▸ Website and app data records
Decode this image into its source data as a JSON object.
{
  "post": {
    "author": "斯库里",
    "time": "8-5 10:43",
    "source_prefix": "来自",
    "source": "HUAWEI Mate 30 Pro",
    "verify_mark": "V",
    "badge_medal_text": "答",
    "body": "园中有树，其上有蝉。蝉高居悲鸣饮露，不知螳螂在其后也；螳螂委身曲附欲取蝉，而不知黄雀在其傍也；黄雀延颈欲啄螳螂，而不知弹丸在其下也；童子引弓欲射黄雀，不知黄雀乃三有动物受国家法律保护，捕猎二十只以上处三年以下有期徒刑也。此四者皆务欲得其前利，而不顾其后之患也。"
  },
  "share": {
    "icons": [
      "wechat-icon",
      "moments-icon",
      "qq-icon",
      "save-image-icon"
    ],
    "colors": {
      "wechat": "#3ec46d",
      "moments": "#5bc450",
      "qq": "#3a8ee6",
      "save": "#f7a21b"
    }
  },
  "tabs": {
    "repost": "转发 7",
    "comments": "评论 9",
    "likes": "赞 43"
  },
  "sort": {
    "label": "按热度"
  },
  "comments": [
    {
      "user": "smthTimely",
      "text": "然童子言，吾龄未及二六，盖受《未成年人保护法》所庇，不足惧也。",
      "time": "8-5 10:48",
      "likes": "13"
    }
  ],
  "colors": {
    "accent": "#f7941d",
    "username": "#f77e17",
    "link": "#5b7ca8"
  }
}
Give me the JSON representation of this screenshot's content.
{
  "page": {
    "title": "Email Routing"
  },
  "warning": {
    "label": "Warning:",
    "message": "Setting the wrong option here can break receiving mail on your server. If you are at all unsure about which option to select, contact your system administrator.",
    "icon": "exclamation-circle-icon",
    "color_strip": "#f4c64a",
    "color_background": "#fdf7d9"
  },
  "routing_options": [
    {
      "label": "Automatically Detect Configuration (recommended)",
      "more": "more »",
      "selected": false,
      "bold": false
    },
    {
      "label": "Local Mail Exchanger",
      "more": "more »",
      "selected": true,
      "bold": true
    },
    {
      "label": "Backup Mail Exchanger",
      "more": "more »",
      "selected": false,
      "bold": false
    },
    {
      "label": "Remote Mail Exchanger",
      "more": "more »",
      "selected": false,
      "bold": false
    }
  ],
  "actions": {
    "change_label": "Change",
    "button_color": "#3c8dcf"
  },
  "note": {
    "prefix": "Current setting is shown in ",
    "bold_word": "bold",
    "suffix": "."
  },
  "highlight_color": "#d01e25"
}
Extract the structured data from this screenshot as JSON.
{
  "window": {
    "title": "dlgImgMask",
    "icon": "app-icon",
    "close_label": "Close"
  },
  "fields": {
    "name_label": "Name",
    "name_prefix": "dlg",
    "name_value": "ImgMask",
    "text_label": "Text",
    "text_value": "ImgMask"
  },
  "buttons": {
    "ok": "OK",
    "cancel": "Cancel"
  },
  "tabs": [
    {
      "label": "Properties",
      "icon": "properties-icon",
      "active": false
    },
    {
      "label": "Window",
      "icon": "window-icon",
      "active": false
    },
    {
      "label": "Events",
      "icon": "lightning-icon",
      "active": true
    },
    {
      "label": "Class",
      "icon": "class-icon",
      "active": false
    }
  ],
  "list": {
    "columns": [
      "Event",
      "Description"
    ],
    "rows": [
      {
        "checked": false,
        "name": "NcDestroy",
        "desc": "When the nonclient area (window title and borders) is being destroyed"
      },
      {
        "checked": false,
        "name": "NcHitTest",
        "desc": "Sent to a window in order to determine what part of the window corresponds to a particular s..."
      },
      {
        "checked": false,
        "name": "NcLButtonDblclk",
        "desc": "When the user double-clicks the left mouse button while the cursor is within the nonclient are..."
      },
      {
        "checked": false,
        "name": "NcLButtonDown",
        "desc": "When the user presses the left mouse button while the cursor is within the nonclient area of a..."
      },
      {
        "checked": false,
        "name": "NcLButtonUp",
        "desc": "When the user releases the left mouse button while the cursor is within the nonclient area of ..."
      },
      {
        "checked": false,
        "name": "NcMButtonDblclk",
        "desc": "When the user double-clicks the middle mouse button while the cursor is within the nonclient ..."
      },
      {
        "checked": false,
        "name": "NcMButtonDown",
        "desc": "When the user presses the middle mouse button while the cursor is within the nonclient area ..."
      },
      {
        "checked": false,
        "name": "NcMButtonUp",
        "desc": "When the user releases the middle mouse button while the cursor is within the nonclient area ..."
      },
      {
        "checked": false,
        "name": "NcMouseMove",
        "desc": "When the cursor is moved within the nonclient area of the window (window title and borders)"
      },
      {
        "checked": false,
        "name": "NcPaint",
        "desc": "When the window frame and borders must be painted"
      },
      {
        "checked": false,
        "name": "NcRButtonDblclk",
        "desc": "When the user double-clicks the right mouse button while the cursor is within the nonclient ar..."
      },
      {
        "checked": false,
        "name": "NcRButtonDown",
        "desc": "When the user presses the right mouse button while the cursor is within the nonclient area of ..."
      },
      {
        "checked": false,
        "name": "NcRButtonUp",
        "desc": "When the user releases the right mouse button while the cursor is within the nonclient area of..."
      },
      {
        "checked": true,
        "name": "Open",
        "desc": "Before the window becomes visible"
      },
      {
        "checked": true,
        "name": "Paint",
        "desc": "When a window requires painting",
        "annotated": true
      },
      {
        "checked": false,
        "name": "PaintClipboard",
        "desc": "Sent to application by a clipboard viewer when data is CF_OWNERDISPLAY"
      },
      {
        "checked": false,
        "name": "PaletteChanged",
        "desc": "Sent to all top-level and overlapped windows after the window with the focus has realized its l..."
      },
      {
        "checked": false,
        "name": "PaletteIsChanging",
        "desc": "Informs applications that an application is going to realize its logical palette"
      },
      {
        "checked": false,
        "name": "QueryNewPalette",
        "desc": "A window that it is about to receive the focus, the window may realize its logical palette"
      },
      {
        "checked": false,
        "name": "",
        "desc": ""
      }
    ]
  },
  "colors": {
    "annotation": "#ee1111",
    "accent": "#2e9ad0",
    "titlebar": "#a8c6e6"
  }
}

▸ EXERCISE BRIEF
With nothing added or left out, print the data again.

▸ RESPONSE FOR THIS EXERCISE
Decode this image into its source data as a JSON object.
{
  "post": {
    "author": "斯库里",
    "time": "8-5 10:43",
    "source_prefix": "来自",
    "source": "HUAWEI Mate 30 Pro",
    "verify_mark": "V",
    "badge_medal_text": "答",
    "body": "园中有树，其上有蝉。蝉高居悲鸣饮露，不知螳螂在其后也；螳螂委身曲附欲取蝉，而不知黄雀在其傍也；黄雀延颈欲啄螳螂，而不知弹丸在其下也；童子引弓欲射黄雀，不知黄雀乃三有动物受国家法律保护，捕猎二十只以上处三年以下有期徒刑也。此四者皆务欲得其前利，而不顾其后之患也。"
  },
  "share": {
    "icons": [
      "wechat-icon",
      "moments-icon",
      "qq-icon",
      "save-image-icon"
    ],
    "colors": {
      "wechat": "#3ec46d",
      "moments": "#5bc450",
      "qq": "#3a8ee6",
      "save": "#f7a21b"
    }
  },
  "tabs": {
    "repost": "转发 7",
    "comments": "评论 9",
    "likes": "赞 43"
  },
  "sort": {
    "label": "按热度"
  },
  "comments": [
    {
      "user": "smthTimely",
      "text": "然童子言，吾龄未及二六，盖受《未成年人保护法》所庇，不足惧也。",
      "time": "8-5 10:48",
      "likes": "13"
    }
  ],
  "colors": {
    "accent": "#f7941d",
    "username": "#f77e17",
    "link": "#5b7ca8"
  }
}
Give me the JSON representation of this screenshot's content.
{
  "page": {
    "title": "Email Routing"
  },
  "warning": {
    "label": "Warning:",
    "message": "Setting the wrong option here can break receiving mail on your server. If you are at all unsure about which option to select, contact your system administrator.",
    "icon": "exclamation-circle-icon",
    "color_strip": "#f4c64a",
    "color_background": "#fdf7d9"
  },
  "routing_options": [
    {
      "label": "Automatically Detect Configuration (recommended)",
      "more": "more »",
      "selected": false,
      "bold": false
    },
    {
      "label": "Local Mail Exchanger",
      "more": "more »",
      "selected": true,
      "bold": true
    },
    {
      "label": "Backup Mail Exchanger",
      "more": "more »",
      "selected": false,
      "bold": false
    },
    {
      "label": "Remote Mail Exchanger",
      "more": "more »",
      "selected": false,
      "bold": false
    }
  ],
  "actions": {
    "change_label": "Change",
    "button_color": "#3c8dcf"
  },
  "note": {
    "prefix": "Current setting is shown in ",
    "bold_word": "bold",
    "suffix": "."
  },
  "highlight_color": "#d01e25"
}
Extract the structured data from this screenshot as JSON.
{
  "window": {
    "title": "dlgImgMask",
    "icon": "app-icon",
    "close_label": "Close"
  },
  "fields": {
    "name_label": "Name",
    "name_prefix": "dlg",
    "name_value": "ImgMask",
    "text_label": "Text",
    "text_value": "ImgMask"
  },
  "buttons": {
    "ok": "OK",
    "cancel": "Cancel"
  },
  "tabs": [
    {
      "label": "Properties",
      "icon": "properties-icon",
      "active": false
    },
    {
      "label": "Window",
      "icon": "window-icon",
      "active": false
    },
    {
      "label": "Events",
      "icon": "lightning-icon",
      "active": true
    },
    {
      "label": "Class",
      "icon": "class-icon",
      "active": false
    }
  ],
  "list": {
    "columns": [
      "Event",
      "Description"
    ],
    "rows": [
      {
        "checked": false,
        "name": "NcDestroy",
        "desc": "When the nonclient area (window title and borders) is being destroyed"
      },
      {
        "checked": false,
        "name": "NcHitTest",
        "desc": "Sent to a window in order to determine what part of the window corresponds to a particular s..."
      },
      {
        "checked": false,
        "name": "NcLButtonDblclk",
        "desc": "When the user double-clicks the left mouse button while the cursor is within the nonclient are..."
      },
      {
        "checked": false,
        "name": "NcLButtonDown",
        "desc": "When the user presses the left mouse button while the cursor is within the nonclient area of a..."
      },
      {
        "checked": false,
        "name": "NcLButtonUp",
        "desc": "When the user releases the left mouse button while the cursor is within the nonclient area of ..."
      },
      {
        "checked": false,
        "name": "NcMButtonDblclk",
        "desc": "When the user double-clicks the middle mouse button while the cursor is within the nonclient ..."
      },
      {
        "checked": false,
        "name": "NcMButtonDown",
        "desc": "When the user presses the middle mouse button while the cursor is within the nonclient area ..."
      },
      {
        "checked": false,
        "name": "NcMButtonUp",
        "desc": "When the user releases the middle mouse button while the cursor is within the nonclient area ..."
      },
      {
        "checked": false,
        "name": "NcMouseMove",
        "desc": "When the cursor is moved within the nonclient area of the window (window title and borders)"
      },
      {
        "checked": false,
        "name": "NcPaint",
        "desc": "When the window frame and borders must be painted"
      },
      {
        "checked": false,
        "name": "NcRButtonDblclk",
        "desc": "When the user double-clicks the right mouse button while the cursor is within the nonclient ar..."
      },
      {
        "checked": false,
        "name": "NcRButtonDown",
        "desc": "When the user presses the right mouse button while the cursor is within the nonclient area of ..."
      },
      {
        "checked": false,
        "name": "NcRButtonUp",
        "desc": "When the user releases the right mouse button while the cursor is within the nonclient area of..."
      },
      {
        "checked": true,
        "name": "Open",
        "desc": "Before the window becomes visible"
      },
      {
        "checked": true,
        "name": "Paint",
        "desc": "When a window requires painting",
        "annotated": true
      },
      {
        "checked": false,
        "name": "PaintClipboard",
        "desc": "Sent to application by a clipboard viewer when data is CF_OWNERDISPLAY"
      },
      {
        "checked": false,
        "name": "PaletteChanged",
        "desc": "Sent to all top-level and overlapped windows after the window with the focus has realized its l..."
      },
      {
        "checked": false,
        "name": "PaletteIsChanging",
        "desc": "Informs applications that an application is going to realize its logical palette"
      },
      {
        "checked": false,
        "name": "QueryNewPalette",
        "desc": "A window that it is about to receive the focus, the window may realize its logical palette"
      },
      {
        "checked": false,
        "name": "",
        "desc": ""
      }
    ]
  },
  "colors": {
    "annotation": "#ee1111",
    "accent": "#2e9ad0",
    "titlebar": "#a8c6e6"
  }
}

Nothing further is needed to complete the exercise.